Task description:
Filter the listing and keep only the lines with the word "JSON".

Information supplied:
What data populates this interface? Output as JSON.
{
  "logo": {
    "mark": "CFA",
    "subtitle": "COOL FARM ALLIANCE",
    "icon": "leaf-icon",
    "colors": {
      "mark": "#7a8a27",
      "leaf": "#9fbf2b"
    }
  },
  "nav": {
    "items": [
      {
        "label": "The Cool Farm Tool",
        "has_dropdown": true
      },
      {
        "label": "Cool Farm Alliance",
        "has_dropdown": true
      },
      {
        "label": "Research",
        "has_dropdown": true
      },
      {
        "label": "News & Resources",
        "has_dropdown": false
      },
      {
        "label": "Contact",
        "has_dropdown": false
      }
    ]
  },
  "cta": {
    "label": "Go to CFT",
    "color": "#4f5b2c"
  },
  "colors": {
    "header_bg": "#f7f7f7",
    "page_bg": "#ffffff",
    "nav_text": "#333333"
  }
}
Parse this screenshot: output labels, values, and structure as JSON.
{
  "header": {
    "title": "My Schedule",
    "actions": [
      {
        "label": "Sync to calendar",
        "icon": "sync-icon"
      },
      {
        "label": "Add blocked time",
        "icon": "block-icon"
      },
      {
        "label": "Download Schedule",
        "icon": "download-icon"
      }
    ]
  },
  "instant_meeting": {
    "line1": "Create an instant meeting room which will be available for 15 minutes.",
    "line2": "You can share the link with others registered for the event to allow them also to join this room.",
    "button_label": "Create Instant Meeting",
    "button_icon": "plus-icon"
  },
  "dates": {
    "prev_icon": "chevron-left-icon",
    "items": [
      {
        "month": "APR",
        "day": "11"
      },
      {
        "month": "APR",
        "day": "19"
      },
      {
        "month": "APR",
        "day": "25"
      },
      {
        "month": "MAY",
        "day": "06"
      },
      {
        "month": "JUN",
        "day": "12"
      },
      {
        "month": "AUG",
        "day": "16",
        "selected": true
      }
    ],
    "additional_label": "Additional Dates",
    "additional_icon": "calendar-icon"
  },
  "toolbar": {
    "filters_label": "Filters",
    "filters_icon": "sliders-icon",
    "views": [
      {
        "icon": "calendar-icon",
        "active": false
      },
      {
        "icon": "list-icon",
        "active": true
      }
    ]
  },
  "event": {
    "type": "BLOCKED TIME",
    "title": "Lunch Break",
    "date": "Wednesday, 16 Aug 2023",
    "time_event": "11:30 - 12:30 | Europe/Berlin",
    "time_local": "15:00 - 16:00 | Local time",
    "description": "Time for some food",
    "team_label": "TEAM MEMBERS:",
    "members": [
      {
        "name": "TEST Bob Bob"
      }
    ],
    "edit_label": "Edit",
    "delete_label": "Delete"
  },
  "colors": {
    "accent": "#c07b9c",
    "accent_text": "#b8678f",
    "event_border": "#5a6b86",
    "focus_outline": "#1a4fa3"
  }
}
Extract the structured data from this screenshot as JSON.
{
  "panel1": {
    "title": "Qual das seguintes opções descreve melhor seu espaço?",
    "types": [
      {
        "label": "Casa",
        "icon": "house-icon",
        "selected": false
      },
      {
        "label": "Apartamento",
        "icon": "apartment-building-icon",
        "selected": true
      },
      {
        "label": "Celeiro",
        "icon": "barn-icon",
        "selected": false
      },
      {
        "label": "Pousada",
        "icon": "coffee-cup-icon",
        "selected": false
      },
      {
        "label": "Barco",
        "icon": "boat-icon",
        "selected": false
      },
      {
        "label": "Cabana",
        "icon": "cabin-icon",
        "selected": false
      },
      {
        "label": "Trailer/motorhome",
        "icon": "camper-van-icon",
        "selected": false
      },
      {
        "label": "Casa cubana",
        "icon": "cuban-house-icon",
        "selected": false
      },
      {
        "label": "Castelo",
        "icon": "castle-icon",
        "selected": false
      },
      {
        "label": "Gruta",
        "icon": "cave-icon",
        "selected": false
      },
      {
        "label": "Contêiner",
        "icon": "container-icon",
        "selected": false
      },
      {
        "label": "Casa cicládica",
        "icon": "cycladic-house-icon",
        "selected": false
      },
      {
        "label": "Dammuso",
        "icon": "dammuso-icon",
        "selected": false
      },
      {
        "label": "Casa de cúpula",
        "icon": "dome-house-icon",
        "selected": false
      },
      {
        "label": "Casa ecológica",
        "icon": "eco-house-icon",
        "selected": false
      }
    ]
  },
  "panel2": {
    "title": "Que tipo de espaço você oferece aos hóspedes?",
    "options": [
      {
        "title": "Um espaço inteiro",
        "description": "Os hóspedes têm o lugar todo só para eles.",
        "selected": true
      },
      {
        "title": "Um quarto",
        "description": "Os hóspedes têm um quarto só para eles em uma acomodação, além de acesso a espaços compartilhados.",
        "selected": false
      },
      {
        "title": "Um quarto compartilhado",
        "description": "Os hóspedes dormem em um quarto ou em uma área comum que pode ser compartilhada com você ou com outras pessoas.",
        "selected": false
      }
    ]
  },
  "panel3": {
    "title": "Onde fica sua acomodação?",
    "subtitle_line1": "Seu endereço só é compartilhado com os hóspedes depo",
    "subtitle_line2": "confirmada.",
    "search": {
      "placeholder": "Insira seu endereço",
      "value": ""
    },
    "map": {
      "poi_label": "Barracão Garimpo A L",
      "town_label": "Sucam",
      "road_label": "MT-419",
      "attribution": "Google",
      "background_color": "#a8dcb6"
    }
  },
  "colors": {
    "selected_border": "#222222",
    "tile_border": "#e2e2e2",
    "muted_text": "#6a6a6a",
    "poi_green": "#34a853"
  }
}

Written solution:
What data populates this interface? Output as JSON.
Parse this screenshot: output labels, values, and structure as JSON.
Extract the structured data from this screenshot as JSON.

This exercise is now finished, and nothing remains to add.